Practical Cloud-Native Java Development with MicroProfile

By : Emily Jiang, Andrew McCright, John Alcorn, David Chan, Alasdair Nottingham
Book Image

Practical Cloud-Native Java Development with MicroProfile

By: Emily Jiang, Andrew McCright, John Alcorn, David Chan, Alasdair Nottingham

Overview of this book

In this cloud-native era, most applications are deployed in a cloud environment that is public, private, or a combination of both. To ensure that your application performs well in the cloud, you need to build an application that is cloud native. MicroProfile is one of the most popular frameworks for building cloud-native applications, and fits well with Kubernetes. As an open standard technology, MicroProfile helps improve application portability across all of MicroProfile's implementations. Practical Cloud-Native Java Development with MicroProfile is a comprehensive guide that helps you explore the advanced features and use cases of a variety of Jakarta and MicroProfile specifications. You'll start by learning how to develop a real-world stock trader application, and then move on to enhancing the application and adding day-2 operation considerations. You'll gradually advance to packaging and deploying the application. The book demonstrates the complete process of development through to deployment and concludes by showing you how to monitor the application's performance in the cloud. By the end of this book, you will master MicroProfile's latest features and be able to build fast and efficient cloud-native applications.
Table of Contents (18 chapters)
Section 1: Cloud-Native Applications
Section 2: MicroProfile 4.1 Deep Dive
Section 3: End-to-End Project Using MicroProfile
Section 4: MicroProfile Standalone Specifications and the Future
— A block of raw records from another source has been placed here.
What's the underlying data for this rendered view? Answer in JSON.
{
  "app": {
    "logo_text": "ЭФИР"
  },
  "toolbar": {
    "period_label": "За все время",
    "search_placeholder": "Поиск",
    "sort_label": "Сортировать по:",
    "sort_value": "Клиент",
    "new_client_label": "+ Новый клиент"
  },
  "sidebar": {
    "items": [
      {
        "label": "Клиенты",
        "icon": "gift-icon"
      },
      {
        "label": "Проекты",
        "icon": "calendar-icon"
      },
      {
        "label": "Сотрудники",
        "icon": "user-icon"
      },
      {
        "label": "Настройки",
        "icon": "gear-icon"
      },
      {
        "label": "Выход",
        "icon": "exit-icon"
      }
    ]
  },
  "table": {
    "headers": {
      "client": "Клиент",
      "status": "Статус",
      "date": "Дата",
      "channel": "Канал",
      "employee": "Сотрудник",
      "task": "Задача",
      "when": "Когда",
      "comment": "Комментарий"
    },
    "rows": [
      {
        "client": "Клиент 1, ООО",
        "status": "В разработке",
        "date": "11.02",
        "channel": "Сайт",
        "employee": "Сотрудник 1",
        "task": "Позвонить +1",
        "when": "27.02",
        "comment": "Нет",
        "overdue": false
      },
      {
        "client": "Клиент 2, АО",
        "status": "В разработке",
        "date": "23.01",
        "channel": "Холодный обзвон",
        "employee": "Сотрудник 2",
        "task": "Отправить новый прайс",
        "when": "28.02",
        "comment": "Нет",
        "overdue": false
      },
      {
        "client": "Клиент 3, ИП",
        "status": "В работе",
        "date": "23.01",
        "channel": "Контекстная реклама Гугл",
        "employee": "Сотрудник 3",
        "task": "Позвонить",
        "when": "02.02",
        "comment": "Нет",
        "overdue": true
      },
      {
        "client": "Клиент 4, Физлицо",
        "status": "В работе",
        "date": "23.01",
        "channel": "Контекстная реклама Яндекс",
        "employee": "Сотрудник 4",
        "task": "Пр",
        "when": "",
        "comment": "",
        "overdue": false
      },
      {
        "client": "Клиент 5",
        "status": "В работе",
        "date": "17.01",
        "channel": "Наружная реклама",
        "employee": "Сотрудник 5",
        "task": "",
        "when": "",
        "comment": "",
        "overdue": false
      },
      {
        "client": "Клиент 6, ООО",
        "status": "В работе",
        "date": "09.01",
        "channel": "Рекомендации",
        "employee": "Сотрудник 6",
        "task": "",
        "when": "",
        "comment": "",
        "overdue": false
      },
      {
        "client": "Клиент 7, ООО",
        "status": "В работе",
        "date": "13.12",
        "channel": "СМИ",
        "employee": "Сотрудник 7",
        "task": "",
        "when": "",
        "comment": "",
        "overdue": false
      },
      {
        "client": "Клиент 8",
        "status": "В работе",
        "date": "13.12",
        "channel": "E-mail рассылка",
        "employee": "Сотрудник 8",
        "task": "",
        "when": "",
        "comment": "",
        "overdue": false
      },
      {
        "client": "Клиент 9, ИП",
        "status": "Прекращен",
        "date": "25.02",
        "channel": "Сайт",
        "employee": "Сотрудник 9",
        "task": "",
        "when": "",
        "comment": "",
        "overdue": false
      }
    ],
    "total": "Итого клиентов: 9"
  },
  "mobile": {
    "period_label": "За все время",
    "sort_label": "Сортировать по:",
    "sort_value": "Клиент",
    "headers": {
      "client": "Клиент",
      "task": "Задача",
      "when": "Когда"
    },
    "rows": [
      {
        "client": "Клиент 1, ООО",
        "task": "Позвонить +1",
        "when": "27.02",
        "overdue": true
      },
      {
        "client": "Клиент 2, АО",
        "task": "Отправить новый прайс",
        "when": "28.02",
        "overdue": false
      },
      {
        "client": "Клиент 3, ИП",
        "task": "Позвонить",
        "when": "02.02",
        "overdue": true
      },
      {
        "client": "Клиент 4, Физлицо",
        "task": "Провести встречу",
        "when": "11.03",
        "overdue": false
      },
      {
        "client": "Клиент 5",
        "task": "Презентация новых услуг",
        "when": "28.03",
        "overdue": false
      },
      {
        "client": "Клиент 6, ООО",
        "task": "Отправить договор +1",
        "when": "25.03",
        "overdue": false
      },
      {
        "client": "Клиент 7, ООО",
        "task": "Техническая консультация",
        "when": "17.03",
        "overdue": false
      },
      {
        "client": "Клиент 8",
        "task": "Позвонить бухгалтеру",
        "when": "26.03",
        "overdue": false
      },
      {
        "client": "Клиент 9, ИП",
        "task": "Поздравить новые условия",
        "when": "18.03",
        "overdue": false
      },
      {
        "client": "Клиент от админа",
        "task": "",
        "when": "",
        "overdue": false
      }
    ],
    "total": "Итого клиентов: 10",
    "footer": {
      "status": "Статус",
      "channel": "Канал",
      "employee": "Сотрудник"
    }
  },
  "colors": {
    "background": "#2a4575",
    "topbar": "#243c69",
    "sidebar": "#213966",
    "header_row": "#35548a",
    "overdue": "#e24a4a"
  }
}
Optional microservices and external services

There are also several optional parts of the example that you would only set up if you wanted certain extra bells and whistles available (such as having it send a tweet when you level up from SILVER to GOLD). Those parts have a dashed border in the architectural diagram.

Most people setting up the example skip many (or sometimes all) of the following pieces in the interest of simplicity. But each of these demonstrates how to do some additional things in a cloud-native manner, so they serve as good examples of how to utilize additional Java Enterprise Edition (EE)/Jakarta EE and MicroProfile technologies.

In this section, we will take a look at each of these optional microservices and their dependencies. The first of these is the alternate UI we saw earlier.


The more attractive UI is called Tradr. Its source code (the only non-Java microservice in the example) is a bit more complicated to read, but it provides a much more...